** Task instructions **
Which lines below contain the word "love"? Copy each one.

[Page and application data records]

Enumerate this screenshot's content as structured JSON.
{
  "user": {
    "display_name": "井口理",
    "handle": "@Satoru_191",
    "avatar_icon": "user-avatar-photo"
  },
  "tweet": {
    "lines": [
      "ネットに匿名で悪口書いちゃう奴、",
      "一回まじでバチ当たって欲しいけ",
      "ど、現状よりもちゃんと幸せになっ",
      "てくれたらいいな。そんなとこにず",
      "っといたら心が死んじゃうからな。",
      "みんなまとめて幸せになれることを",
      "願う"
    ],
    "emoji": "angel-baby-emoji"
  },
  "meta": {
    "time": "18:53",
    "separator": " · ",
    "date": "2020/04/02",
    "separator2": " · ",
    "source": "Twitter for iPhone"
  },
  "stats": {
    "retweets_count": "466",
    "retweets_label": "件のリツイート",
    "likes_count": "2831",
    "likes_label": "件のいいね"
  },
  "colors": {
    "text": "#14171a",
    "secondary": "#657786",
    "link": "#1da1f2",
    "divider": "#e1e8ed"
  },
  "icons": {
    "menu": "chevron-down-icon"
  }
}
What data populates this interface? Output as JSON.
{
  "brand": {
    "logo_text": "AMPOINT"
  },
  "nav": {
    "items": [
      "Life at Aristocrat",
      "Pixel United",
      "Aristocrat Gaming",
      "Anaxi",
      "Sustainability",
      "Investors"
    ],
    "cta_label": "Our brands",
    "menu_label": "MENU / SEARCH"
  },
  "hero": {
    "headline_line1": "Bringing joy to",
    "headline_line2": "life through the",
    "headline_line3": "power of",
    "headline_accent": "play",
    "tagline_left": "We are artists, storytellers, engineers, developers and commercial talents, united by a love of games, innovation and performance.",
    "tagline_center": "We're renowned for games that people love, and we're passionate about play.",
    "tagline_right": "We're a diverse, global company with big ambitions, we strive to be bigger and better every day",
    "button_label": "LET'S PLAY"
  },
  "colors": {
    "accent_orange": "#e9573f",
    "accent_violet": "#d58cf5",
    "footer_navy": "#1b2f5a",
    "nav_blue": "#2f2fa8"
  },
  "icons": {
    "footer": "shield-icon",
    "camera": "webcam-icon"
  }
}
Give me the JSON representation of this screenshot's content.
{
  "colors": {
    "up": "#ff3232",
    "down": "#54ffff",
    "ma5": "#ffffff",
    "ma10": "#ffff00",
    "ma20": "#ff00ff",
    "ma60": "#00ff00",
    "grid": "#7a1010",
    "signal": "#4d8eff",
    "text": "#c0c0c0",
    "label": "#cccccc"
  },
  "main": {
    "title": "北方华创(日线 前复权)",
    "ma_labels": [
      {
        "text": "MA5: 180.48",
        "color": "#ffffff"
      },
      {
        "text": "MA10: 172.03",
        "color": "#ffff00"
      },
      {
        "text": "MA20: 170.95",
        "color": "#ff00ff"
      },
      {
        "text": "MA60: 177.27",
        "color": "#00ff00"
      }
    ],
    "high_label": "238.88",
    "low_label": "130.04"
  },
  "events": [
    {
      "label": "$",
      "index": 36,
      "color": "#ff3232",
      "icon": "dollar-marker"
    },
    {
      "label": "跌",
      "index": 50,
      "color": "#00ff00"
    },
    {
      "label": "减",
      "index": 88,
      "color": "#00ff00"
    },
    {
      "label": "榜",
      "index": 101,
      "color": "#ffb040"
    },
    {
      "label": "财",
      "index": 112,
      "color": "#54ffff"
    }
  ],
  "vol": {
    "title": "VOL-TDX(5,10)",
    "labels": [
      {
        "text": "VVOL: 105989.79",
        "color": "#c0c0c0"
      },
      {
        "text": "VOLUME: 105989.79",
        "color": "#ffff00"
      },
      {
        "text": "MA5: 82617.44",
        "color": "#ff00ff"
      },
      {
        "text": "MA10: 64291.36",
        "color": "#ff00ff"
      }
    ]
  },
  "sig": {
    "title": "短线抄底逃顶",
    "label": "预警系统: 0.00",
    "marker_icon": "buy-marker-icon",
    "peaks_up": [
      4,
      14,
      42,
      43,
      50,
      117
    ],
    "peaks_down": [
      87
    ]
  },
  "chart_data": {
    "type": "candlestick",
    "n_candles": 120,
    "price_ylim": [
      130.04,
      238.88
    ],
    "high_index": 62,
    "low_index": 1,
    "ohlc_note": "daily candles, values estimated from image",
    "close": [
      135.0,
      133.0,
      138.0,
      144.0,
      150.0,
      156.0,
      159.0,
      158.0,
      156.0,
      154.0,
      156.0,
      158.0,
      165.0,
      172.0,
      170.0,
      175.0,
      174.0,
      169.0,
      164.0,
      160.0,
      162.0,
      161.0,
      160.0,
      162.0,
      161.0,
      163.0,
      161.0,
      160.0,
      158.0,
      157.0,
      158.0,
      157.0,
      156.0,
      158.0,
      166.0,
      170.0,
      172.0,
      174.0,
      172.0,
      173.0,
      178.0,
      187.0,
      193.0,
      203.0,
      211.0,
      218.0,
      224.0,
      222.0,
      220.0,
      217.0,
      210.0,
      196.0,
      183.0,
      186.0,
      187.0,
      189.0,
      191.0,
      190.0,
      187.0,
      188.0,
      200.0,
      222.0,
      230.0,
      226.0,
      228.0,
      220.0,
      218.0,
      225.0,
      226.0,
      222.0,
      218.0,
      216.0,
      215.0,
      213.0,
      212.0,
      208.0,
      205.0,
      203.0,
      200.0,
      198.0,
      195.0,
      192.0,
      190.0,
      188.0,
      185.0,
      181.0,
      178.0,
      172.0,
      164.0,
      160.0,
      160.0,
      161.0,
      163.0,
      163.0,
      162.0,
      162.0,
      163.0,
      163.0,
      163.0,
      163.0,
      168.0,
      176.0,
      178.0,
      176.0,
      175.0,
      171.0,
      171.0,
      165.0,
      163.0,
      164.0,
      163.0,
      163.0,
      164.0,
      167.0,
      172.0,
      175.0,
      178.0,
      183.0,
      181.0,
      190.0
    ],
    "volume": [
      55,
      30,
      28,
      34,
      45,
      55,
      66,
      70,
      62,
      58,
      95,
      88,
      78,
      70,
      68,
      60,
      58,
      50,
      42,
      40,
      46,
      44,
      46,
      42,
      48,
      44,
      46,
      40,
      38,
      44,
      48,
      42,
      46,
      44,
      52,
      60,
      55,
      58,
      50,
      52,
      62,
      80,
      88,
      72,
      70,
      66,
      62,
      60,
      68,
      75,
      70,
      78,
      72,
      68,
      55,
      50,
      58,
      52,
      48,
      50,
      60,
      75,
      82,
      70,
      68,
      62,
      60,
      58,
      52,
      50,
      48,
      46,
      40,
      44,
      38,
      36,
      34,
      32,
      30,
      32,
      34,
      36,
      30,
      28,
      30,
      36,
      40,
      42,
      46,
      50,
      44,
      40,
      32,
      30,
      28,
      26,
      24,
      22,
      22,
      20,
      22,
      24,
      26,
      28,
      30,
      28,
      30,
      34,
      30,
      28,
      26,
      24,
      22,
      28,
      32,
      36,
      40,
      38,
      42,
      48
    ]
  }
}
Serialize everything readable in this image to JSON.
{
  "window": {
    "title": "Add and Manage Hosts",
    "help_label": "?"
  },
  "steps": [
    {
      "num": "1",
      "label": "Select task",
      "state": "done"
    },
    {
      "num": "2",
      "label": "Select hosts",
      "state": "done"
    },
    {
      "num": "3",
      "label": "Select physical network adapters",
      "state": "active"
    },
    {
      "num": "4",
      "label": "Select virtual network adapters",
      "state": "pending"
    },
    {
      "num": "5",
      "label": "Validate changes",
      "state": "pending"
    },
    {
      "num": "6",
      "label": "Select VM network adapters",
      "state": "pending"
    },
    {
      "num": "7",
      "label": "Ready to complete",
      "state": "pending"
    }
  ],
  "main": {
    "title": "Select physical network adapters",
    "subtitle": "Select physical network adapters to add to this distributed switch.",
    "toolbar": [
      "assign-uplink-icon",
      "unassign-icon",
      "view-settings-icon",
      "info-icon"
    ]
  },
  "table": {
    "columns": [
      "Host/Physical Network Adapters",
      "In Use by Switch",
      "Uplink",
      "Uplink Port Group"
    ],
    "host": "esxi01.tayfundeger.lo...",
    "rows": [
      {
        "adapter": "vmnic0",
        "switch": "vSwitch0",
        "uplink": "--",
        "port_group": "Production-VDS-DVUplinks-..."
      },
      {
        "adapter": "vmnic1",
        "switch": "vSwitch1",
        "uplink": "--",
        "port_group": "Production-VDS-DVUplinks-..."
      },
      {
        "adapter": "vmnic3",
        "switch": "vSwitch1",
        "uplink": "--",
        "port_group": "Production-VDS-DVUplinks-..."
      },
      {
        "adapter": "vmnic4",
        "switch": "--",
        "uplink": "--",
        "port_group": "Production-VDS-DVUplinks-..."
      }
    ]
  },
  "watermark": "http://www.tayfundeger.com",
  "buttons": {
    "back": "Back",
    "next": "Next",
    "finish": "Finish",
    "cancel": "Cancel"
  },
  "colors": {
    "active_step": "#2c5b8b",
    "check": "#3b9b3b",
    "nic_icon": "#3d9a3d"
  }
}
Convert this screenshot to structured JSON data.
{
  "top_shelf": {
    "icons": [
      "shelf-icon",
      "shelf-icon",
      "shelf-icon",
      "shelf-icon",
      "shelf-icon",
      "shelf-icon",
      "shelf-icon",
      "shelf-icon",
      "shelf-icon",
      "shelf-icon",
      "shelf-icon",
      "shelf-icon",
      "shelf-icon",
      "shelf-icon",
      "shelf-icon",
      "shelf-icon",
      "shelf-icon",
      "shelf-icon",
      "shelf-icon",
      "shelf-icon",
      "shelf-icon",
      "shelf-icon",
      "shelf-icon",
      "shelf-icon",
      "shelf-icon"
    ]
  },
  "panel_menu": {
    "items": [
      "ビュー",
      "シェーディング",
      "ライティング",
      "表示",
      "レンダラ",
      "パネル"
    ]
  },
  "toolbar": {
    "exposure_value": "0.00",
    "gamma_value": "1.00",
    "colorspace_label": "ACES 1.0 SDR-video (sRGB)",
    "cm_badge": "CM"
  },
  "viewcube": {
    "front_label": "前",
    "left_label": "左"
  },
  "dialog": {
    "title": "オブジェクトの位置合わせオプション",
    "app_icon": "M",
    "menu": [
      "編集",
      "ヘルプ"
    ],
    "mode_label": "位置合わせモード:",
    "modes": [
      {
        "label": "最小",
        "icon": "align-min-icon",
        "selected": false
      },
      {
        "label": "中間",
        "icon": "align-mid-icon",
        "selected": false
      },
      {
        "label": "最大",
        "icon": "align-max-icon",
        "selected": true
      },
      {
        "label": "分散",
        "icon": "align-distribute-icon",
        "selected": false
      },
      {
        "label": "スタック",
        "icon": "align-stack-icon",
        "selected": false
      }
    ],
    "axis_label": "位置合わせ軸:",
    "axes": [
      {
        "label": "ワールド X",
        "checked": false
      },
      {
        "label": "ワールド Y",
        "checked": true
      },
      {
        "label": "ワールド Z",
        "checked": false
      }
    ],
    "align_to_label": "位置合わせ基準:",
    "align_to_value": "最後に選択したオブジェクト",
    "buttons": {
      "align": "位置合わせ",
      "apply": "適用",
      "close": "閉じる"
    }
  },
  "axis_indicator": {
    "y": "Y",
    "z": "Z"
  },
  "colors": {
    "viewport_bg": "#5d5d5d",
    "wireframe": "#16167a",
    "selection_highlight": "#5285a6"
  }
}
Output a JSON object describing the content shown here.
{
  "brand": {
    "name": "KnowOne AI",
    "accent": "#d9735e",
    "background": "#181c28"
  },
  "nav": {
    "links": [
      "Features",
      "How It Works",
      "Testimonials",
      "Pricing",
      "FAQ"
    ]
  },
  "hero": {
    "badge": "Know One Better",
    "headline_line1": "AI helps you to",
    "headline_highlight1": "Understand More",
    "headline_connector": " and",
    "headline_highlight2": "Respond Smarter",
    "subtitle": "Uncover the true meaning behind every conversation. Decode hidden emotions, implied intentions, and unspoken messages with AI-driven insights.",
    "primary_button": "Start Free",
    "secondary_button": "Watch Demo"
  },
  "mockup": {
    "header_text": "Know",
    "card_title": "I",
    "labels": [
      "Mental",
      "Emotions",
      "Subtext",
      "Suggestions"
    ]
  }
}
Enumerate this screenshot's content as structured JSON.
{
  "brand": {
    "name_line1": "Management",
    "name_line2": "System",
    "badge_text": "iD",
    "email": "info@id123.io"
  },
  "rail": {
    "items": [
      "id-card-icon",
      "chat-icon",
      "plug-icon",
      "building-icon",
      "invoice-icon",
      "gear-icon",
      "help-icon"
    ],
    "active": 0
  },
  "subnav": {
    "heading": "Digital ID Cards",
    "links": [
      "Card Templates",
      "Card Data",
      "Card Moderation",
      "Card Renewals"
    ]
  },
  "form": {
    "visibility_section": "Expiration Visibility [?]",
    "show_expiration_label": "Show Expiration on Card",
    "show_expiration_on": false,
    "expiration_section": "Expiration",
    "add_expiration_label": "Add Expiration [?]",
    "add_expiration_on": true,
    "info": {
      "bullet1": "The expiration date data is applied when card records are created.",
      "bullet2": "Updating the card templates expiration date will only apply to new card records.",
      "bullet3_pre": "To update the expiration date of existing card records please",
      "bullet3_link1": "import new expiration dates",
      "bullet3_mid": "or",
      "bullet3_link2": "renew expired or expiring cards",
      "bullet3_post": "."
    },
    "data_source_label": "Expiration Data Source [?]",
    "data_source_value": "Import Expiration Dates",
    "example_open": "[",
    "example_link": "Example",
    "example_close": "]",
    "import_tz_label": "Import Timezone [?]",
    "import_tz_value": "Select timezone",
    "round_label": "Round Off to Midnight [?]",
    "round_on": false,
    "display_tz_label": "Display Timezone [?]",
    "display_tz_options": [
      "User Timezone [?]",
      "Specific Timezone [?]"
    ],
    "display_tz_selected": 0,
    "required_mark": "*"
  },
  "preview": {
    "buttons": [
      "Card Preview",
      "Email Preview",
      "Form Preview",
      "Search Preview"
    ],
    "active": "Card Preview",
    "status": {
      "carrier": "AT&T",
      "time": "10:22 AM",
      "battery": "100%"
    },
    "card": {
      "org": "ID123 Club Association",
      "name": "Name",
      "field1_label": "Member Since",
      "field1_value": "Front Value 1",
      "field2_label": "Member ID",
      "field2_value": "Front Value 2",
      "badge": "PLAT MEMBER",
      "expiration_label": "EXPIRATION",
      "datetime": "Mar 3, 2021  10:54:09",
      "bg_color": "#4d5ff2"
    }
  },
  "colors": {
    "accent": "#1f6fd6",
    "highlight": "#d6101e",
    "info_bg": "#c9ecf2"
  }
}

** Solution below **
    "tagline_left": "We are artists, storytellers, engineers, developers and commercial talents, united by a love of games, innovation and performance.",
    "tagline_center": "We're renowned for games that people love, and we're passionate about play.",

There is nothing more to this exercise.